Boeing to restart 787 deliveries in May

04/24/2013 10:09 AM

08/08/2014 10:16 AM

Boeing Co. turned in a strong first quarter, beating analysts’ projections, despite problems with 787 batteries that grounded the fleet in January.

Boeing recorded $18.9 billion in revenue, down 3 percent from a year ago.
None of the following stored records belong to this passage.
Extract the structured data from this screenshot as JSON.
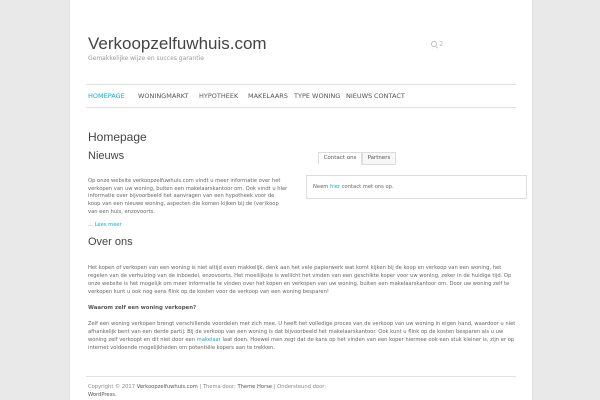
{
  "header": {
    "site_title": "Verkoopzelfuwhuis.com",
    "tagline": "Gemakkelijke wijze en succes garantie",
    "search_icon": "search-icon",
    "search_count": "2"
  },
  "nav": {
    "items": [
      {
        "label": "HOMEPAGE",
        "active": true
      },
      {
        "label": "WONINGMARKT"
      },
      {
        "label": "HYPOTHEEK"
      },
      {
        "label": "MAKELAARS"
      },
      {
        "label": "TYPE WONING"
      },
      {
        "label": "NIEUWS"
      },
      {
        "label": "CONTACT"
      }
    ]
  },
  "main": {
    "page_title": "Homepage",
    "news_heading": "Nieuws",
    "news_intro": "Op onze website verkoopzelfuwhuis.com vindt u meer informatie over het verkopen van uw woning, buiten een makelaarskantoor om. Ook vindt u hier informatie over bijvoorbeeld het aanvragen van een hypotheek voor de koop van een nieuwe woning, aspecten die komen kijken bij de (ver)koop van een huis, enzovoorts.",
    "read_more_prefix": "...",
    "read_more": "Lees meer",
    "tabs": [
      "Contact ons",
      "Partners"
    ],
    "tab_text_before": "Neem",
    "tab_link": "hier",
    "tab_text_after": "contact met ons op.",
    "over_heading": "Over ons",
    "over_p1": "Het kopen of verkopen van een woning is niet altijd even makkelijk, denk aan het vele papierwerk wat komt kijken bij de koop en verkoop van een woning, het regelen van de verhuizing van de inboedel, enzovoorts. Het moeilijkste is wellicht het vinden van een geschikte koper voor uw woning, zeker in de huidige tijd. Op onze website is het mogelijk om meer informatie te vinden over het kopen en verkopen van uw woning, buiten een makelaarskantoor om. Door uw woning zelf te verkopen kunt u ook nog eens flink op de kosten voor de verkoop van een woning besparen!",
    "over_sub": "Waarom zelf een woning verkopen?",
    "over_p2_before": "Zelf een woning verkopen brengt verschillende voordelen met zich mee. U heeft het volledige proces van de verkoop van uw woning in eigen hand, waardoor u niet afhankelijk bent van een derde partij. Bij de verkoop van een woning is dat bijvoorbeeld het makelaarskantoor. Ook kunt u flink op de kosten besparen als u uw woning zelf verkoopt en dit niet door een",
    "over_p2_link": "makelaar",
    "over_p2_after": "laat doen. Hoewel men zegt dat de kans op het vinden van een koper hiermee ook een stuk kleiner is, zijn er op internet voldoende mogelijkheden om potentiële kopers aan te trekken."
  },
  "footer": {
    "copyright": "Copyright © 2017",
    "site_link": "Verkoopzelfuwhuis.com",
    "theme_text": "| Thema door:",
    "theme_link": "Theme Horse",
    "support_text": "| Ondersteund door:",
    "support_link": "WordPress."
  }
}
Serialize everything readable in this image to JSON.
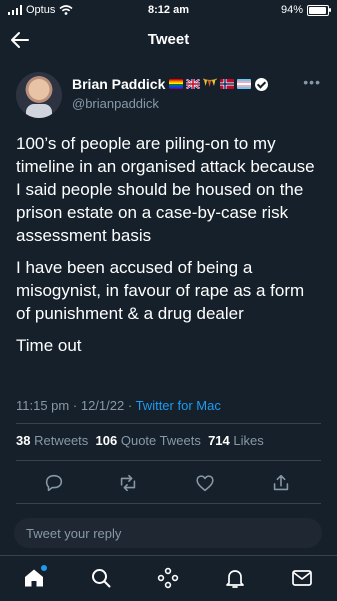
{
  "status_bar": {
    "carrier": "Optus",
    "time": "8:12 am",
    "battery": "94%",
    "battery_fraction": 0.94
  },
  "nav": {
    "title": "Tweet"
  },
  "author": {
    "display_name": "Brian Paddick",
    "handle": "@brianpaddick",
    "flags": [
      "rainbow-flag",
      "union-jack-flag",
      "bunting-emoji",
      "norway-flag",
      "transgender-flag"
    ]
  },
  "tweet": {
    "paragraphs": [
      "100’s of people are piling-on to my timeline in an organised attack because I said people should be housed on the prison estate on a case-by-case risk assessment basis",
      "I have been accused of being a misogynist, in favour of rape as a form of punishment & a drug dealer",
      "Time out"
    ],
    "time": "11:15 pm",
    "date": "12/1/22",
    "separator": "·",
    "source": "Twitter for Mac"
  },
  "stats": {
    "retweets_count": "38",
    "retweets_label": "Retweets",
    "quotes_count": "106",
    "quotes_label": "Quote Tweets",
    "likes_count": "714",
    "likes_label": "Likes"
  },
  "reply": {
    "placeholder": "Tweet your reply"
  },
  "colors": {
    "background": "#15202b",
    "accent": "#1d9bf0",
    "secondary_text": "#8899a6",
    "divider": "#38444d"
  }
}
Net income rose 20 percent, however, to $1.1 billion.

Higher revenue from the delivery of 737 and 777 orders was offset by lower 787 deliveries because of problems with the aircraft’s batteries.

Those issues led not only to an end to deliveries, but prompted the Federal Aviation Administration and foreign governments to ground the fleet of 787 Dreamliners.

Boeing chairman, CEO and president Jim McNerney said the company pulled in hundreds of experts from across Boeing and elsewhere to work “day and night” to identify the factors that could have caused the lithium batteries to fail.

On Friday, regulators approved Boeing’s proposal to fix the problem, and the company has started to install the improved systems on the fleet and on new production 787s.

Boeing expects to complete retrofits on the bulk of the fleet by mid-May, McNerney said.

It also will restart 787 deliveries.

The costs to fix the problem were included partly in Boeing’s research and development costs in the quarter. Costs will be spread out over an accounting block of about 1,100 airplanes, said Boeing chief financial officer Greg Smith.

He declined to provide a figure on how much the fixes will cost the company.

“We managed to absorb this,” Smith said, by reshifting resources and expertise.

Despite 787 delivery delays in the quarter, Boeing still expects to hit its delivery target of more than 60 787s for the year, McNerney said.

It also plans to meet its revenue guidance for the year of $82 billion to $85 billion.

It also still expects commercial airplane deliveries to total 635 to 645 planes this year.

Boeing is talking with 787 customers in the wake of their losses due to the grounded fleet.

“There are no contractual obligations there,” McNerney said.

Having said that, the company will work with customers, he said.

“There’s a variety of ways we can work with them to ensure the disruption doesn’t hurt their results in their operation more than it needs to,” McNerney said. That can vary by customer.

During the quarter, Boeing’s backlog hit a record $392 billion, which included $20 billion of net orders.

That includes net orders for 209 commercial airplanes.

Boeing’s commercial aircraft performance is important to Spirit AeroSystems, which builds parts of all Boeing commercial aircraft.

A business case for a 787-10X, a 320-seat stretch version of the 787-9, continues to strengthen, McNerney said.

The company expects a potential launch of the 787-10 later this year, McNerney said.

A business case for a 777X also continues to mature, McNerney said. The plane would compete with the Airbus A350 and have composite wings and a new engine.

The range and efficiency provided by the engine and wing combination will be significant, McNerney said.

“We’re pretty far down that evaluation, and we’re excited about what that will be,” he said.

Composite wings are more efficient, more aerodynamic and lighter weight than aluminum ones.

“The bigger the composite wing gets, the more efficient it becomes, and this is a big composite wing,” McNerney said.

He declined to give specific performance expectations.

The timing to launch the program is up to Boeing’s board of directors.

“But it wouldn’t be a shock if this was settled before the end of the year,” McNerney said.

Editor's Choice Videos

Join the Discussion

The Wichita Eagle is pleased to provide this opportunity to share information, experiences and observations about what's in the news. Some of the comments may be reprinted elsewhere on the site or in the newspaper. We encourage lively, open debate on the issues of the day, and ask that you refrain from profanity, hate speech, personal comments and remarks that are off point. Thank you for taking the time to offer your thoughts.

Terms of Service